Spooner K et al. (2016). Disparities in perceived patient–provider communication quality in the United States: Trends and correlates. Patient Education and Counseling.  99: 844–854.

First of a Two-Part Series


Barbara E. Weinstein, Ph.D. earned her doctorate from Columbia University, where she continued on as a faculty member and developed the Hearing Handicap Inventory with her mentor, Dr. Ira Ventry. Dr. Weinstein’s research interests range from screening, quantification of psychosocial effects of hearing loss, senile dementia, and patient reported outcomes assessment. Her passion is educating health professionals and the public about the trajectory of untreated age-related hearing loss and the importance of referral and management. The author of both editions of Geriatric Audiology, Dr. Weinstein has written numerous manuscripts and spoken worldwide on hearing loss in the elderly.  Dr. Weinstein is the founding Executive Officer of Health Sciences Doctoral Programs at the Graduate Center, CUNY which included doctoral programs in public health, audiology, nursing sciences and physical therapy. She was the first Executive Officer the CUNY AuD program and is a Professor in the Doctor of Audiology program and the Ph.D. program in Speech, Language and Hearing Sciences at the Graduate Center, CUNY.

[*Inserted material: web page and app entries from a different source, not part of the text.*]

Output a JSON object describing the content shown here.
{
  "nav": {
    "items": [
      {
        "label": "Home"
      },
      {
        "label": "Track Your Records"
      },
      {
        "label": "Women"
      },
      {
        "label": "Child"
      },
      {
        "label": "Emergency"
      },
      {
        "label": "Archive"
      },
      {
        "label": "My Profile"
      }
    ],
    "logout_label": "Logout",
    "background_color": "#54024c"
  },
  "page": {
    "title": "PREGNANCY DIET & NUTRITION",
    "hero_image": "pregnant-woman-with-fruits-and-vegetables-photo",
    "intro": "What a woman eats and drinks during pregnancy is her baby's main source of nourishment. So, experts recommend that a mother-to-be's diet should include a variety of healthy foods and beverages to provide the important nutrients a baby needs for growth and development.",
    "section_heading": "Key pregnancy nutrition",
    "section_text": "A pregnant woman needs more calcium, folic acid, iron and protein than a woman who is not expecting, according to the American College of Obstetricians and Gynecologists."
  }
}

feature photo courtesy of shannon christy

About Holly Hosford-Dunn

Holly Hosford-Dunn, PhD, graduated with a BA and MA in Communication Disorders from New Mexico State, completed a PhD in Hearing Sciences at Stanford, and did post-docs at Max Planck Institute (Germany) and Eaton-Peabody Auditory Physiology Lab (Boston). Post-education, she directed the Stanford University Audiology Clinic; developed multi-office private practices in Arizona; authored/edited numerous text books, chapters, journals, and articles; and taught Marketing, Practice Management, Hearing Science, Auditory Electrophysiology, and Amplification in a variety of academic settings.